The poll shows Dardenne, a former state senator and secretary of state who has been the No. 2 elected official for 10 months, leading Nungesser in most demographics: 42 percent to 30 percent among men, 39 to 24 among women, 42 to 28 among white voters and 35 to 25 among African-Americans.
Dardenne's lead looks untouchable:
Faucheux, a former state legislator, said that among voters who have made up their minds,Dardenne polled 59.7 percent to Nungesser's 40.3 percent.
"Dardenne is clearly the favorite here," Faucheux said. "For Nungesser to have a chance to win, it would take a combination of a lot of things."
He would have to peel votes off of Dardenne, and that's not going to be easy to do, and beat Dardenne decisively among independent voters, and that's not going to be easy to do."
Meanwhile, the Secretary of State's race is a lot closer:
In the race for secretary of state, Faucheux said, although Tucker has a 5 percentage point lead over Schedler, that is because of his higher name recognition. Faucheux said with a 55 percent undecided factor in the race, "that makes the final two weeks of this campaign crucial. Either candidate still can win this race.
"Tucker leads Schedler 28 percent to 18 percent in the New Orleans-north shore area, while Schedler leads Tucker 23 percent to 20 percent in Acadiana and the rest of southwest and southeast Louisiana. In the Baton Rouge-central-north Louisiana area, Faucheux's poll has Tucker leading Schedler 27 percent to 19 percent. At least 54 percent of the voters in each area are undecided, Faucheux said.
But the money situations are quite different:
In other statewide races, Plaquemines Parish President Billy Nungesser filed a report showing he spent $1 million in less than a month on his bid to become lieutenant governor.
Nungesser’s biggest expense was advertising. Dardenne spent about $318,000 during the same timeframe.
As of Oct. 2, Nungesser had $819,668.99 and Dardenne had $514,296.55 to spend on the remaining weeks of the campaign.
So Billy's still got a big wad to spend for 10 more days. Jay's not too bad off himself, but his slow and stead campaign style looks like it's working again.
As for Tucker and Schedler, the money situtation was a little lopsided:
Between Sept. 13 and Oct. 2, Tucker outspent Schedler by nearly $94,000.
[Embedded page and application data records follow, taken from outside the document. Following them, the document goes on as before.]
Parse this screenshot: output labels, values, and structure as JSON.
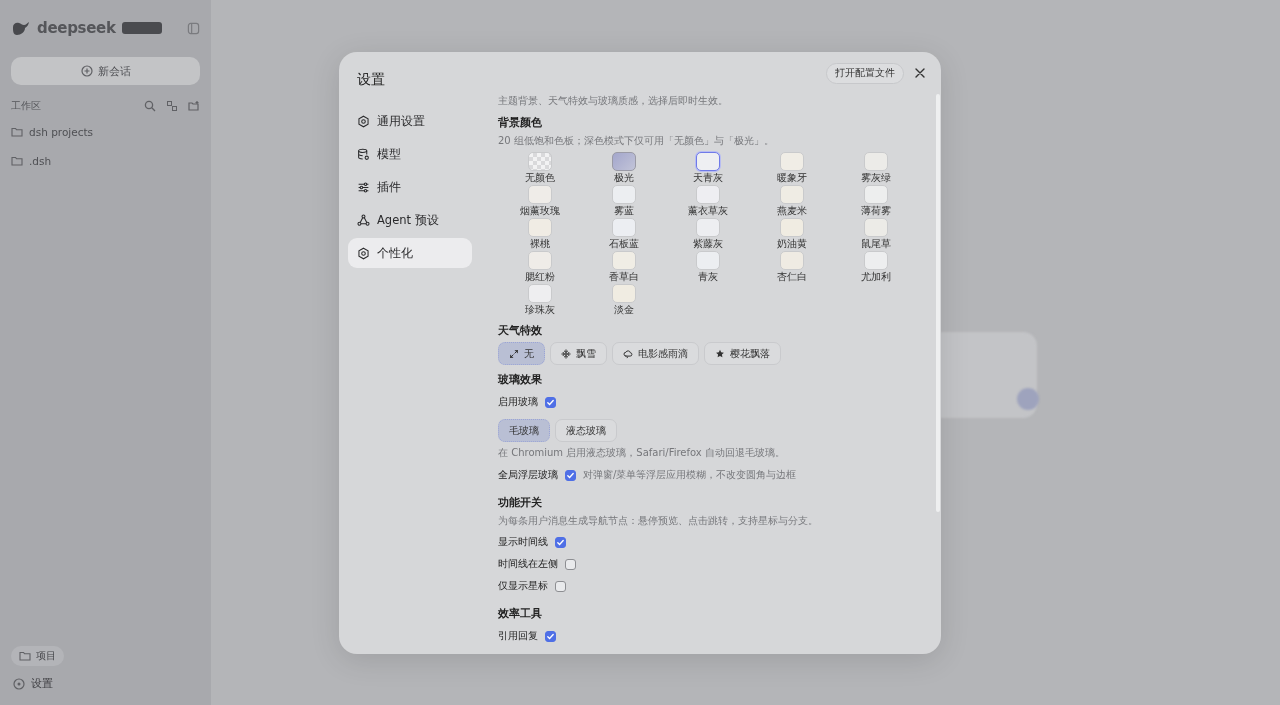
{
  "sidebar": {
    "brand": "deepseek",
    "new_chat": "新会话",
    "workspace_label": "工作区",
    "folders": [
      {
        "name": "dsh projects"
      },
      {
        "name": ".dsh"
      }
    ],
    "projects_button": "项目",
    "settings_button": "设置"
  },
  "dialog": {
    "title": "设置",
    "open_config_button": "打开配置文件",
    "nav": [
      {
        "label": "通用设置",
        "selected": false
      },
      {
        "label": "模型",
        "selected": false
      },
      {
        "label": "插件",
        "selected": false
      },
      {
        "label": "Agent 预设",
        "selected": false
      },
      {
        "label": "个性化",
        "selected": true
      }
    ],
    "intro": "主题背景、天气特效与玻璃质感，选择后即时生效。",
    "background": {
      "heading": "背景颜色",
      "hint": "20 组低饱和色板；深色模式下仅可用「无颜色」与「极光」。",
      "swatches": [
        {
          "name": "无颜色",
          "kind": "none",
          "selected": false
        },
        {
          "name": "极光",
          "kind": "aurora",
          "color": "#a3a6cc",
          "selected": false
        },
        {
          "name": "天青灰",
          "kind": "plain",
          "color": "#eeeff2",
          "selected": true
        },
        {
          "name": "暖象牙",
          "kind": "plain",
          "color": "#f0ede6",
          "selected": false
        },
        {
          "name": "雾灰绿",
          "kind": "plain",
          "color": "#ecebe8",
          "selected": false
        },
        {
          "name": "烟薰玫瑰",
          "kind": "plain",
          "color": "#efece8",
          "selected": false
        },
        {
          "name": "雾蓝",
          "kind": "plain",
          "color": "#eceef1",
          "selected": false
        },
        {
          "name": "薰衣草灰",
          "kind": "plain",
          "color": "#eeeef2",
          "selected": false
        },
        {
          "name": "燕麦米",
          "kind": "plain",
          "color": "#efece4",
          "selected": false
        },
        {
          "name": "薄荷雾",
          "kind": "plain",
          "color": "#edeeee",
          "selected": false
        },
        {
          "name": "裸桃",
          "kind": "plain",
          "color": "#f0ece4",
          "selected": false
        },
        {
          "name": "石板蓝",
          "kind": "plain",
          "color": "#eceef2",
          "selected": false
        },
        {
          "name": "紫藤灰",
          "kind": "plain",
          "color": "#edeef1",
          "selected": false
        },
        {
          "name": "奶油黄",
          "kind": "plain",
          "color": "#f0ece2",
          "selected": false
        },
        {
          "name": "鼠尾草",
          "kind": "plain",
          "color": "#ecebe7",
          "selected": false
        },
        {
          "name": "腮红粉",
          "kind": "plain",
          "color": "#efece8",
          "selected": false
        },
        {
          "name": "香草白",
          "kind": "plain",
          "color": "#f0ede5",
          "selected": false
        },
        {
          "name": "青灰",
          "kind": "plain",
          "color": "#eceef1",
          "selected": false
        },
        {
          "name": "杏仁白",
          "kind": "plain",
          "color": "#efebe3",
          "selected": false
        },
        {
          "name": "尤加利",
          "kind": "plain",
          "color": "#edeeef",
          "selected": false
        },
        {
          "name": "珍珠灰",
          "kind": "plain",
          "color": "#eeeef0",
          "selected": false
        },
        {
          "name": "淡金",
          "kind": "plain",
          "color": "#f0ece2",
          "selected": false
        }
      ]
    },
    "weather": {
      "heading": "天气特效",
      "options": [
        {
          "label": "无",
          "selected": true
        },
        {
          "label": "飘雪",
          "selected": false
        },
        {
          "label": "电影感雨滴",
          "selected": false
        },
        {
          "label": "樱花飘落",
          "selected": false
        }
      ]
    },
    "glass": {
      "heading": "玻璃效果",
      "enable_label": "启用玻璃",
      "enabled": true,
      "modes": [
        {
          "label": "毛玻璃",
          "selected": true
        },
        {
          "label": "液态玻璃",
          "selected": false
        }
      ],
      "note": "在 Chromium 启用液态玻璃，Safari/Firefox 自动回退毛玻璃。",
      "overlay_label": "全局浮层玻璃",
      "overlay_checked": true,
      "overlay_hint": "对弹窗/菜单等浮层应用模糊，不改变圆角与边框"
    },
    "features": {
      "heading": "功能开关",
      "hint": "为每条用户消息生成导航节点：悬停预览、点击跳转，支持星标与分支。",
      "toggles": [
        {
          "label": "显示时间线",
          "checked": true
        },
        {
          "label": "时间线在左侧",
          "checked": false
        },
        {
          "label": "仅显示星标",
          "checked": false
        }
      ]
    },
    "tools": {
      "heading": "效率工具",
      "toggles": [
        {
          "label": "引用回复",
          "checked": true
        }
      ]
    }
  }
}
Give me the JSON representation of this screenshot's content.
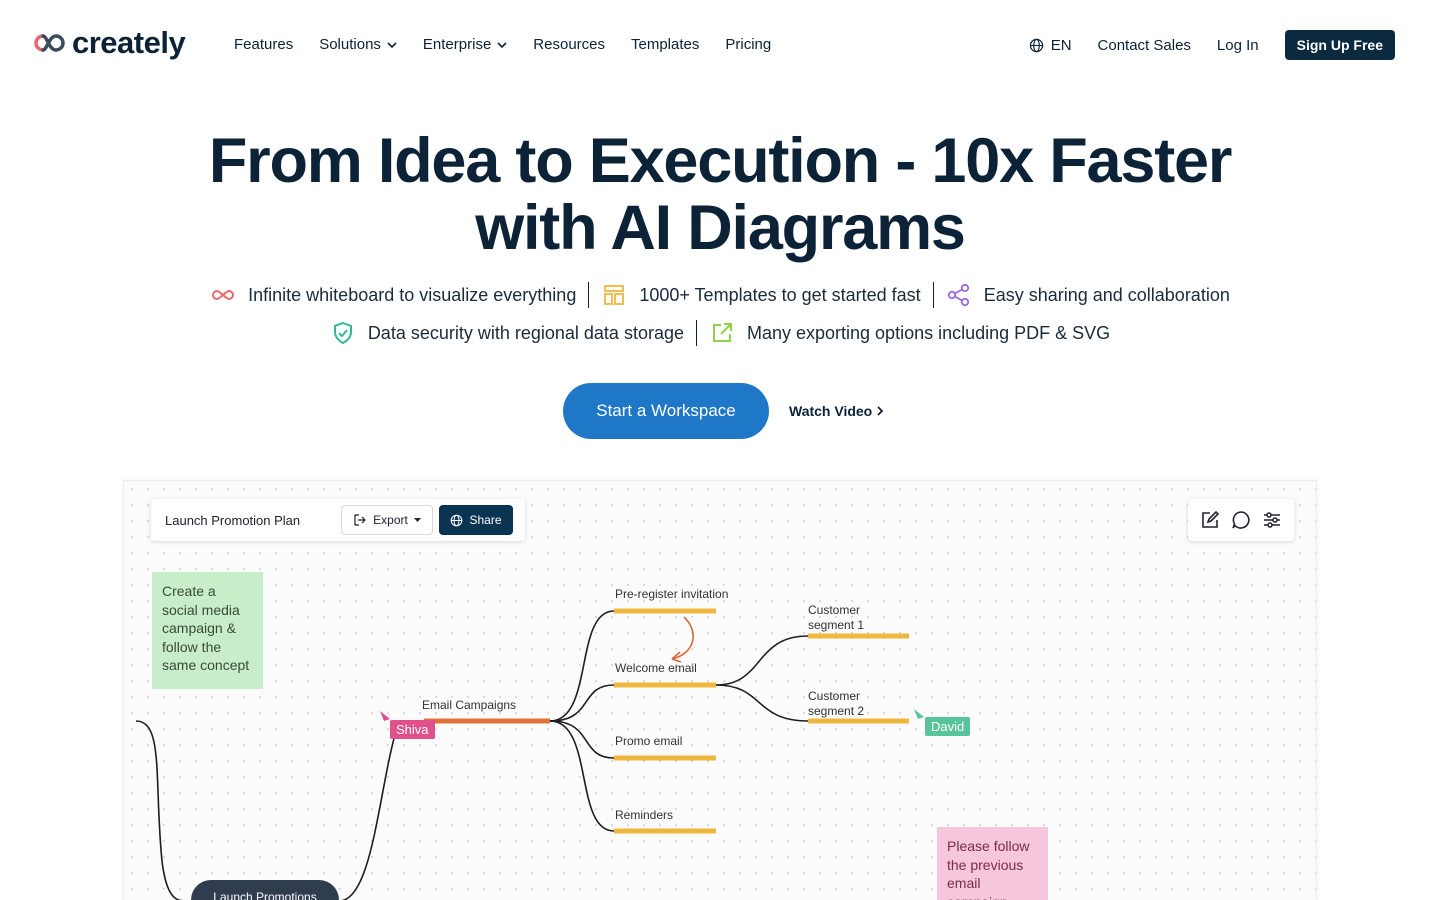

Tucker paid $117,556 to Teddlie Media Partners. Schedler’s biggest expense was $15,000 to 3 Lions Consulting for advertising and marketing.
Tucker had $608,428.53 on hand as of Oct. 2. Schedler had $352,940.55.
We like this ad by Tucker, if only because it's funny: